All this while, the emperor seemed quite happy to prolong his standoff with the protesters. However, like all protests in all countries, the longer the protest drags on, the more likely for it to be hijacked by some radical elements with ulterior motives. As the protest dragged on to the 6th day, the impatient protesters upped the ante by giving the prime minister the ultimatum to resign within 24 hours; otherwise they would escalate the protest by occupying his residence.

Taking an analogy, a rope will definitely break at some point when it is pulled in opposite directions by two horses. With both sides refusing to give way and talk to each other, it was just a matter of time for the unrest to spiral out of control. After the deadline set by the protesters had passed, the prime minister still refused to step down. As the standoff continued, the protesters became more impatient. Led by a group of radical elements, they began storming the prime minister's residence. This act was regarded by the emperor as a rebellion and was the last straw that broke the camel's back. Troops were sent out to crush the protest, resulting in heavy casualties on the protesters."

On hearing the tragic ending of the fairy tale, all the children, especially the girls, began weeping loudly: "Agong, you are very naughty. You are as nasty as the emperor. Why don't you end the story in the usual way of 'living happily ever after'?" All of them ran home, crying loudly.

All this while, Uncle listened quietly without showing any expression on his face. After all the children had left, he laughed loudly.

Agong asked: "Why are you laughing while the children are crying all the way home?"

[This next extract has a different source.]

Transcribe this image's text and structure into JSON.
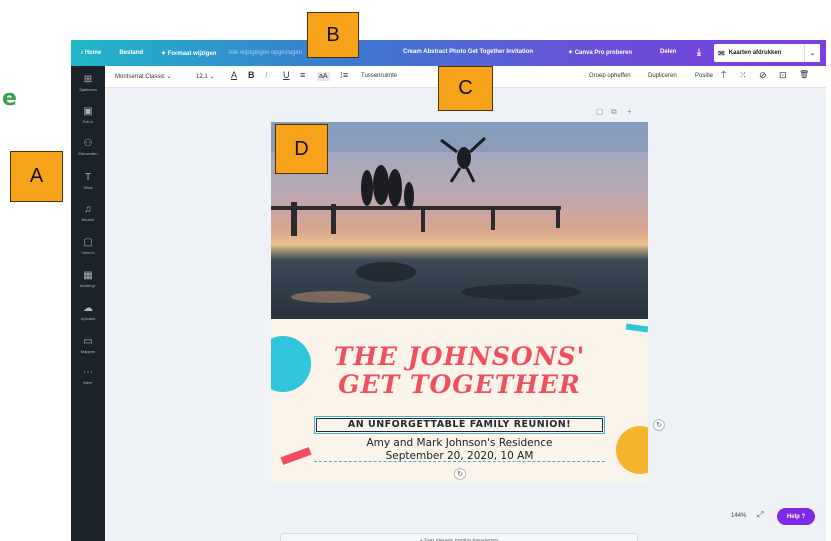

Uncle replied, "When two stubborn bulls charge at each other in a china shop, what else can I do but to step aside and laugh at their folly? By the way, why not simply humour the children by giving your fairy tale a happy ending?"

Agong replied, "The ending of this story is the most difficult I have ever encountered in my storytelling. I was struggling so hard in my mind how to end the fairy tale that I fell asleep halfway during my 'big business' in the toilet.

Both of us are old enough to have experienced the realities and vicissitudes of life. At first I thought of giving my fairy tale a happy ending, but I changed my mind on second thought because I realized that such a prolonged standoff often results in tragedy. My friend, both of us had been to the big cities in our youth. There we came across foreigners and their literature. In the process of struggling to decide the ending for my fairy tale, I suddenly remembered two memorable lines in Shakespeare's King Lear, likening the gods to immature, uncaring, unjust children, and man to insignificant flies, creatures subject to sportful cruelty:

"As flies to wanton boys are we to the gods,
They kill us for their sport."

As often in real life, we find no fairies but the Unseen Hand of Destiny that manipulates us to become victims of folly, greed, selfishness, obstinacy and naivety. We always forget the lessons of history and pay staggering cost in repeating mistakes after mistakes.

Neither side can be a winner in a political unrest. The real losers will be the people and the country. A prolonged political unrest could set the country back a few decades.

Similarly, staging a revolution is not as simple as changing one's clothes or mowing the weeds in one's garden and wait for a better tomorrow. A revolution, together with prolonged civil wars, could cost millions of lives, split the country and set it back a few centuries with possible loss of territories.

Like the gods killing man for their sport, a writer or a storyteller can also do likewise with the characters in his story. However, I give my fairy tale a tragic ending not for the fun of it but for the reality of life. When both conflicting parties refuse to give way to each other, speeding towards each other on a collision course. In such circumstances, tragedy is unavoidable."